Action item: Output all entries precisely.

(Items from a data source)
((

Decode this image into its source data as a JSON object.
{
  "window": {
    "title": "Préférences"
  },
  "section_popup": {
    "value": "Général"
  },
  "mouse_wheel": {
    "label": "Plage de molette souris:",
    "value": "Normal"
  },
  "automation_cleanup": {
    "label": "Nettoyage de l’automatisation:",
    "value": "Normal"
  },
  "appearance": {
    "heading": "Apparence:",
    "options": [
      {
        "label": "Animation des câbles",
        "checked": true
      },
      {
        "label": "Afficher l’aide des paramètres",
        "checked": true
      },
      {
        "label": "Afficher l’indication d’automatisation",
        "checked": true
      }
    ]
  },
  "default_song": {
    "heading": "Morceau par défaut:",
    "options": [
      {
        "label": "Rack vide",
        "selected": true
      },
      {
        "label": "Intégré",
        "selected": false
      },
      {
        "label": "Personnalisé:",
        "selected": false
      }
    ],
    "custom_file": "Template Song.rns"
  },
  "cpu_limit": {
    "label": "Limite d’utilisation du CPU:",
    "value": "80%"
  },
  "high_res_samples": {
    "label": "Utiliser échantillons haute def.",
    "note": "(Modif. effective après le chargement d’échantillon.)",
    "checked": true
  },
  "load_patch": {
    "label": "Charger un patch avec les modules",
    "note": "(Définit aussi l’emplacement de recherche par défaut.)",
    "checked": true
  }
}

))

Solution:
Decode this image into its source data as a JSON object.
{
  "window": {
    "title": "Préférences"
  },
  "section_popup": {
    "value": "Général"
  },
  "mouse_wheel": {
    "label": "Plage de molette souris:",
    "value": "Normal"
  },
  "automation_cleanup": {
    "label": "Nettoyage de l’automatisation:",
    "value": "Normal"
  },
  "appearance": {
    "heading": "Apparence:",
    "options": [
      {
        "label": "Animation des câbles",
        "checked": true
      },
      {
        "label": "Afficher l’aide des paramètres",
        "checked": true
      },
      {
        "label": "Afficher l’indication d’automatisation",
        "checked": true
      }
    ]
  },
  "default_song": {
    "heading": "Morceau par défaut:",
    "options": [
      {
        "label": "Rack vide",
        "selected": true
      },
      {
        "label": "Intégré",
        "selected": false
      },
      {
        "label": "Personnalisé:",
        "selected": false
      }
    ],
    "custom_file": "Template Song.rns"
  },
  "cpu_limit": {
    "label": "Limite d’utilisation du CPU:",
    "value": "80%"
  },
  "high_res_samples": {
    "label": "Utiliser échantillons haute def.",
    "note": "(Modif. effective après le chargement d’échantillon.)",
    "checked": true
  },
  "load_patch": {
    "label": "Charger un patch avec les modules",
    "note": "(Définit aussi l’emplacement de recherche par défaut.)",
    "checked": true
  }
}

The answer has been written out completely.